“The mortgage interest deduction is regressive,” said Swagel, who is now a visiting professor at the McDonough School of Business at Georgetown University. “The higher your income, the higher your tax rate, the more valuable it is.” Swagel predicted that President Obama would renew calls to roll it back that have long preceded his administration. This will happen when, in the context of widening budget deficits, the White House joins “the debate on tax reform,” Swagel said. Even in Nelson’s forecast, a substantial majority of American households would live in homes they own and would for the most part require mortgages. But some experts disagree with Nelson’s outlook. Green, the USC faculty member, said that the decline in the homeownership rate may soon “overshoot” what he believes is a stable level – at around the mark that prevailed in 2000 or 2001, or roughly the same as now.
Foreclosures are sidelining potential homeowners who were secure until they overleveraged during the boom, he said. But the homeownership rate is poised to rebound because waves of people are entering the ages at which homeownership is typical, he said.

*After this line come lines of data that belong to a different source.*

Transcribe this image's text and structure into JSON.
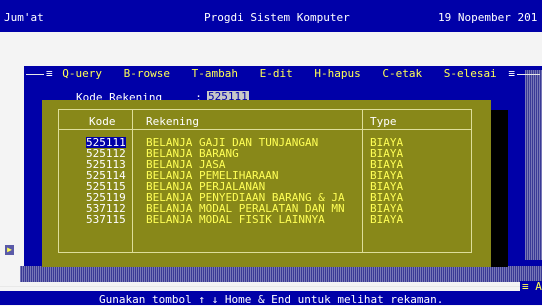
{
  "title_bar": {
    "left": "Jum'at",
    "center": "Progdi Sistem Komputer",
    "right": "19 Nopember 201"
  },
  "menu": {
    "open_marker": "≡",
    "close_marker": "≡",
    "items": [
      "Q-uery",
      "B-rowse",
      "T-ambah",
      "E-dit",
      "H-hapus",
      "C-etak",
      "S-elesai"
    ]
  },
  "form": {
    "kode_label": "Kode Rekening ___ :",
    "kode_value": "525111"
  },
  "table": {
    "headers": {
      "kode": "Kode",
      "rekening": "Rekening",
      "type": "Type"
    },
    "rows": [
      {
        "kode": "525111",
        "rekening": "BELANJA GAJI DAN TUNJANGAN",
        "type": "BIAYA"
      },
      {
        "kode": "525112",
        "rekening": "BELANJA BARANG",
        "type": "BIAYA"
      },
      {
        "kode": "525113",
        "rekening": "BELANJA JASA",
        "type": "BIAYA"
      },
      {
        "kode": "525114",
        "rekening": "BELANJA PEMELIHARAAN",
        "type": "BIAYA"
      },
      {
        "kode": "525115",
        "rekening": "BELANJA PERJALANAN",
        "type": "BIAYA"
      },
      {
        "kode": "525119",
        "rekening": "BELANJA PENYEDIAAN BARANG & JA",
        "type": "BIAYA"
      },
      {
        "kode": "537112",
        "rekening": "BELANJA MODAL PERALATAN DAN MN",
        "type": "BIAYA"
      },
      {
        "kode": "537115",
        "rekening": "BELANJA MODAL FISIK LAINNYA",
        "type": "BIAYA"
      }
    ],
    "selected_index": 0
  },
  "status": {
    "right_label": "≡ ANDI",
    "help": "Gunakan tombol ↑ ↓ Home & End untuk melihat rekaman."
  },
  "colors": {
    "background_blue": "#0000a8",
    "modal_olive": "#888819",
    "highlight_yellow": "#ffff55"
  }
}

In its annual “The State of the Nation’s Housing” report published in June, Harvard University’s Joint Center for Housing Studies attributed the surge in the homeownership rate that began in the middle of the last decade to income gains, low interest rates and easier mortgage conditions. “If homeownership rates by age, race/ethnicity and household type had remained at 1995 levels, demographic trends alone would have reduced the homeownership rate by a full percentage point” through 2005, the report said.
Nicolas Retsinas, the director of the Harvard center, emphasized the role of the overall economy in determining the homeownership rate. “To some extent the future of homeownership, the future of any kind of housing policy will be in large measure determined by people’s ability to get and keep a job,” he said in an interview.
Much of the borrowing during the boom was not associated with households’ entering the population of homeowners but was rather simply borrowing against rising home values under loose underwriting terms, Retsinas noted. The total value of household mortgage borrowing grew by nearly three-quarters from 2002 to about $10.5 trillion in 2007, according to the Federal Reserve Board – a far greater change than in the homeownership rate. “In large measure, much of what happened can be as much attributed, if not more so, to overleveraging than … to over-owning,” said Retsinas, a former head of FHA and of the Office of Thrift Supervision and a current Freddie director.
Green drew a line between this decade’s bubble and the years that preceded it. “Between 1994 and 2000, 2001, people buying houses were getting real loans that were reasonably well underwritten, where they had down payments,” he said. Later, “people used their houses as piggy banks. They took out too much equity.” Homeownership remains a fundamental preference among Americans, Retsinas said. “There is still a bias among the public to own rather than rent,” he said. But a heightened awareness of the risks of homeownership will probably result in “a greater appreciation of the role of rental housing,” including in the policymaking arena. “The real governmental lesson is the need for a balanced housing policy,” he said, “and the need to understand that when this country pledged a decent home and a suitable living environment to every American” under the Housing Act of 1949, “it didn’t say, a ‘home that they could own for every American.’ “